Tuesday, March 16, 2010

Italian Wedding Soup

Sometimes you just really want a good soup for dinner.
Italian Wedding Soup is homey, comforting, and pretty easy: cook meatballs in broth, add greens, pasta/egg/Parmesan (depending on the recipe) and voila! Dinner.

I am not Italian. I have never been to an Italian wedding.
I don't really know what it's like, but I have my suspicions.

Make no mistake- this is, of course, the reception part of the wedding...
Bouffants are definitely wedding-appropriate.

Back to the soup...
The most special thing is the meatballs- bite-sized and flavorful ones that will fit on a spoon.

If you're lucky enough to have small assistants (gnomes, leprechauns, and children included in this category) you may want to use them here. If someone needs a project to keep them occupied this could be really good... it's also good for working on fine motor control, tactile defensiveness, matching/similarity, and counting skills. However, helper appropriateness does depend on whether people are used to licking their hands (not recommended here), touching everything with those hands before washing them, and also on attention span (of course).

It makes, hyperbole aside, (roughly) one billion meat balls (which- as a side note- causes me to imagine the non-Italian Carl Sagan saying, "...billions and billions of stars...")

This recipe comes from Giada de Laurentiis's book Giada's Family Dinners. You could actually find it online at www.foodnetwork.com (which is a great resource if you're looking for something specific), but I have it all typed out for you here!

Escarole is a ruffled leafy green. It looks like lettuce, but it's not so tender. In my opinion, it's better after being cooked a bit.

These would be great in the soup- I may cook some next time, put it in the bottom of a bowl and ladle the soup on top.

I'd recommend at least doubling the meatballs (even if you don't plan on doubling the whole recipe), as they are the most time consuming things to make! You end up making many if you make them small enough, but also because a single recipe calls for 1/2 pound each of sausage and ground beef and it's more likely to be found in 1 pound increments.
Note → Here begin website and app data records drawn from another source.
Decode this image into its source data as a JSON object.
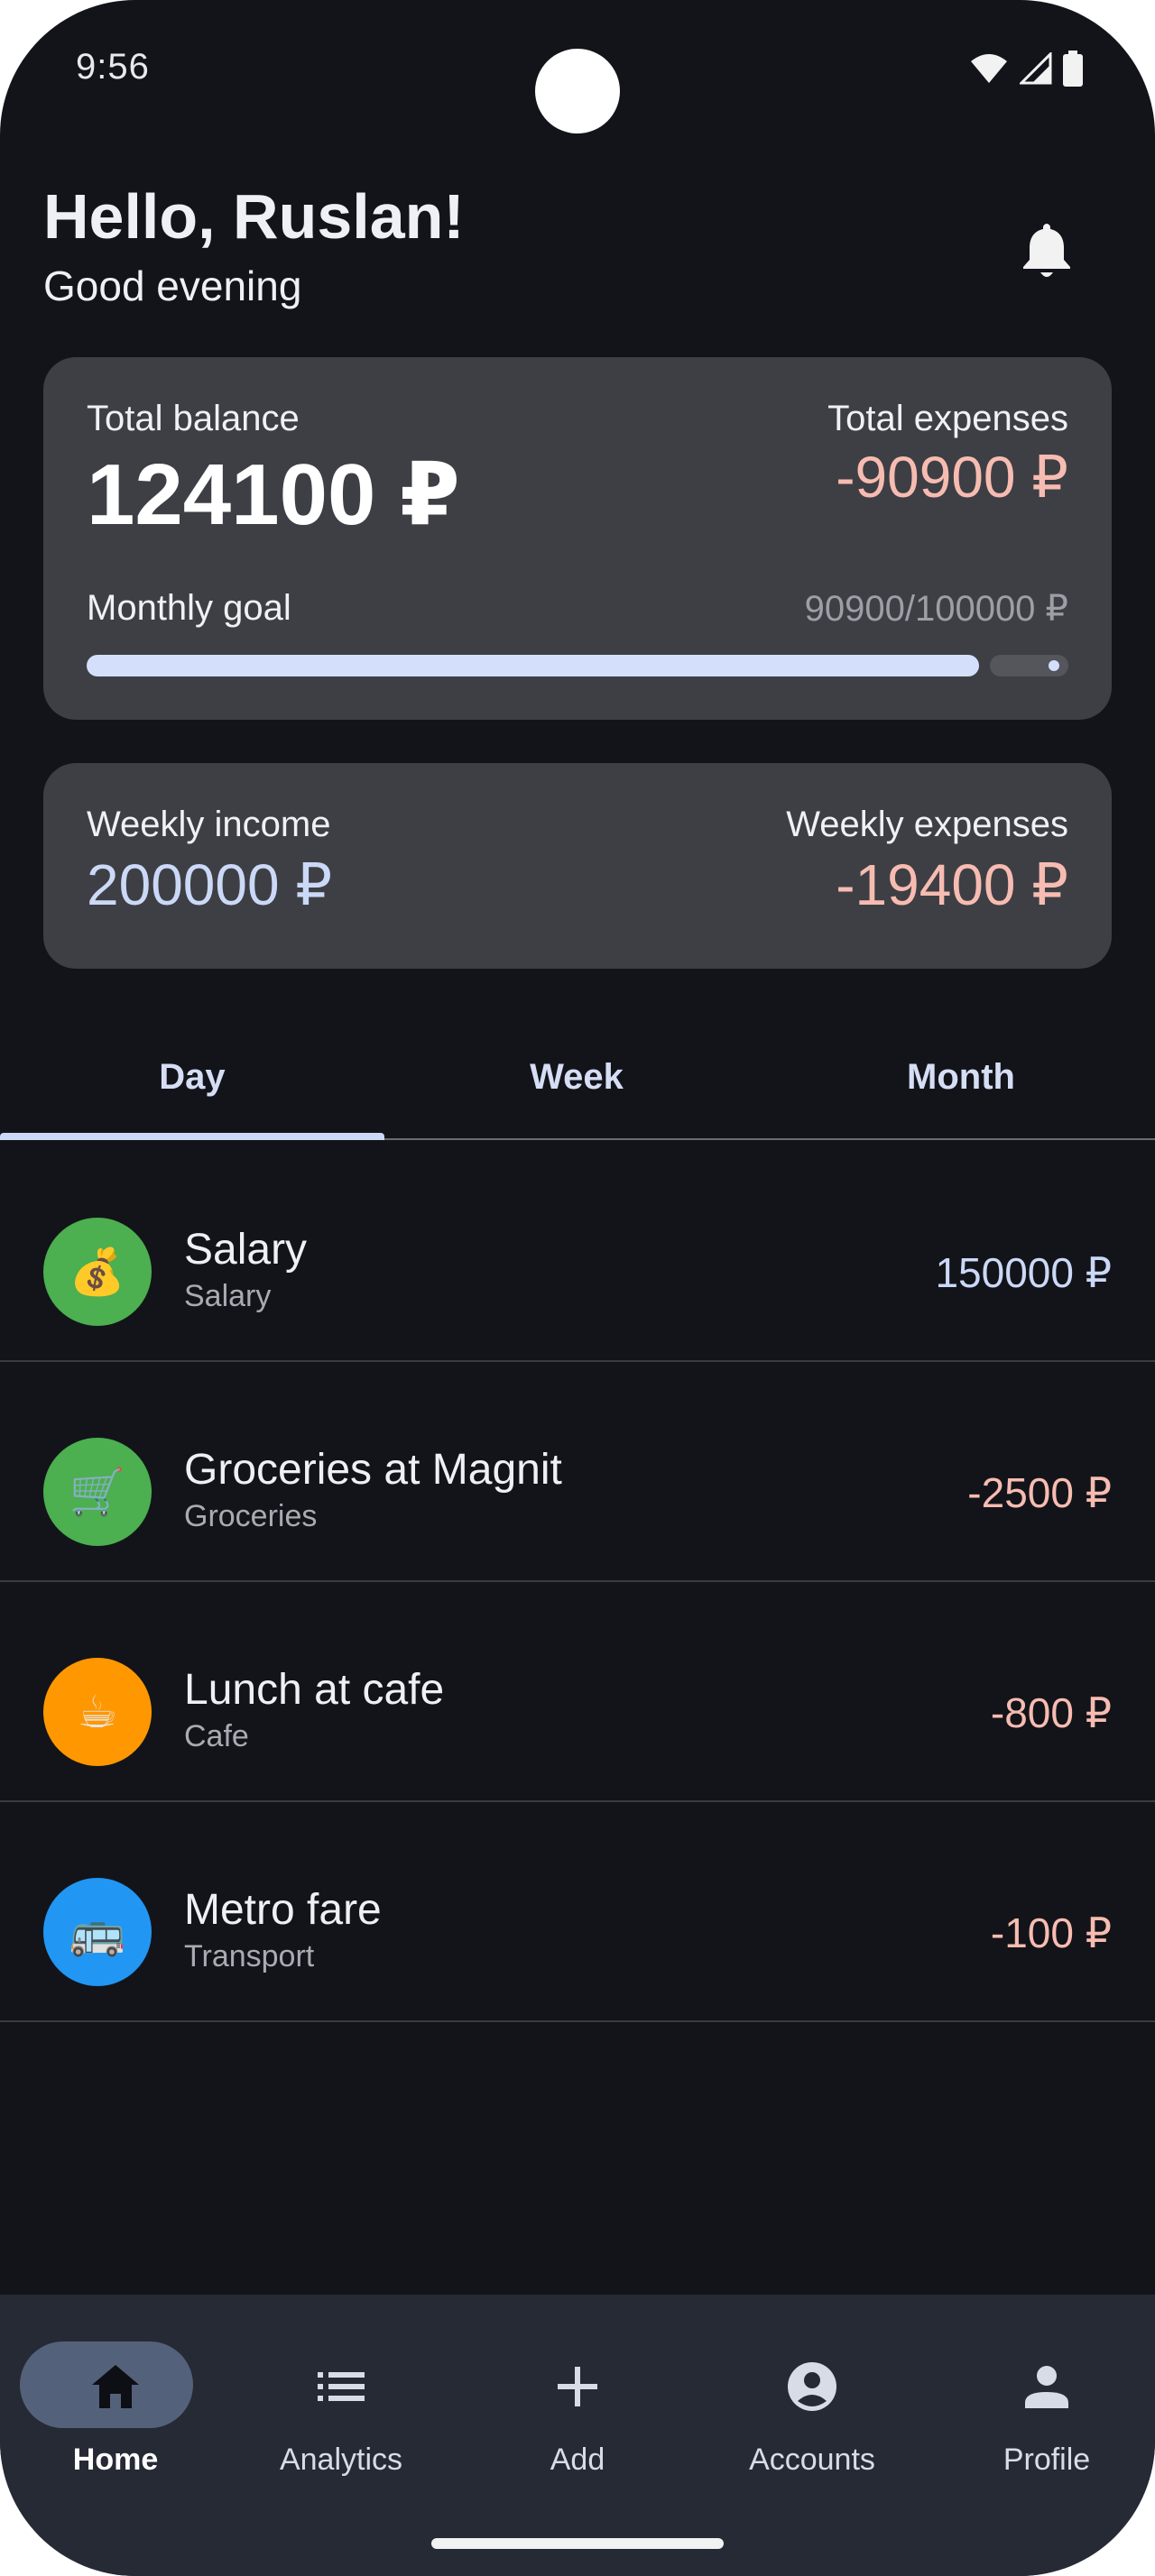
{
  "status_bar": {
    "time": "9:56",
    "icons": [
      "wifi-icon",
      "signal-icon",
      "battery-icon"
    ]
  },
  "header": {
    "greeting": "Hello, Ruslan!",
    "subtitle": "Good evening",
    "notification_icon": "bell-icon"
  },
  "balance_card": {
    "total_balance_label": "Total balance",
    "total_balance_value": "124100 ₽",
    "total_expenses_label": "Total expenses",
    "total_expenses_value": "-90900 ₽",
    "monthly_goal_label": "Monthly goal",
    "monthly_goal_progress_text": "90900/100000 ₽",
    "monthly_goal_fraction": 0.909
  },
  "weekly_card": {
    "income_label": "Weekly income",
    "income_value": "200000 ₽",
    "expenses_label": "Weekly expenses",
    "expenses_value": "-19400 ₽"
  },
  "tabs": [
    {
      "label": "Day",
      "selected": true
    },
    {
      "label": "Week",
      "selected": false
    },
    {
      "label": "Month",
      "selected": false
    }
  ],
  "transactions": [
    {
      "title": "Salary",
      "category": "Salary",
      "amount": "150000 ₽",
      "icon": "money-bag-icon",
      "emoji": "💰",
      "color": "#4caf50",
      "positive": true
    },
    {
      "title": "Groceries at Magnit",
      "category": "Groceries",
      "amount": "-2500 ₽",
      "icon": "shopping-cart-icon",
      "emoji": "🛒",
      "color": "#4caf50",
      "positive": false
    },
    {
      "title": "Lunch at cafe",
      "category": "Cafe",
      "amount": "-800 ₽",
      "icon": "coffee-icon",
      "emoji": "☕",
      "color": "#ff9800",
      "positive": false
    },
    {
      "title": "Metro fare",
      "category": "Transport",
      "amount": "-100 ₽",
      "icon": "bus-icon",
      "emoji": "🚌",
      "color": "#2196f3",
      "positive": false
    }
  ],
  "bottom_nav": [
    {
      "label": "Home",
      "icon": "home-icon",
      "active": true
    },
    {
      "label": "Analytics",
      "icon": "list-icon",
      "active": false
    },
    {
      "label": "Add",
      "icon": "plus-icon",
      "active": false
    },
    {
      "label": "Accounts",
      "icon": "account-circle-icon",
      "active": false
    },
    {
      "label": "Profile",
      "icon": "person-icon",
      "active": false
    }
  ],
  "colors": {
    "background": "#13141a",
    "card": "#3e3f45",
    "accent": "#cbd9f7",
    "negative": "#f7bcb1",
    "nav_background": "#262a35",
    "nav_active_pill": "#54617a"
  }
}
Why not get a whole bunch done at once? I was able to make 173 meatballs with the doubled recipe. Meatballs freeze nicely, so you're ahead of the game next time you want to have this soup. Just freeze the meatballs on a pan and throw half of them into a freezer bag!

Awww. Aren't accordions romantic? They really set the mood.

Italian Wedding Soup
serves 8

1 small onion, grated
1/4 c chopped flat leaf parsley
1 large egg
4 garlic cloves, minced
1 t salt
1/4 t freshly ground black pepper
1/2 c freshly grated Parmesan cheese
1/4 c plain dried bread crumbs
8 oz lean ground beef
8 oz ground pork

10 c reduced sodium chicken broth
1 lb. escarole, coarsely chopped
2 large eggs
2/3 c freshly grated Parmesan cheese
salt and freshly ground black pepper

To make meatballs: In large mixing bowl stir together onion, parsley, egg, garlic, salt, and pepper. Stir in cheese and bread crumbs. Using hands, mix in ground pork and beef. Shape mixture into 1 inch meatballs, making approximately 75 balls. Place on a baking sheet.

To make soup: Bring the broth to a boil in a large pot over medium-high. Add the meatballs and escarole and simmer until meatballs are cooked through and escarole is tender- about 10 minutes. In medium bowl whisk together egg and cheese. Add egg mixture to the soup slowly, stirring with a fork to form thin strands of egg, about 1 minute. Season the soup to taste with salt and pepper.


  1. Maybe someday we'll treat you to a REAL Italian wedding. No accordion, no bouffants, and no big hair ladies - promise.

    You Americans just don't understand us I-talians. Just suspicions...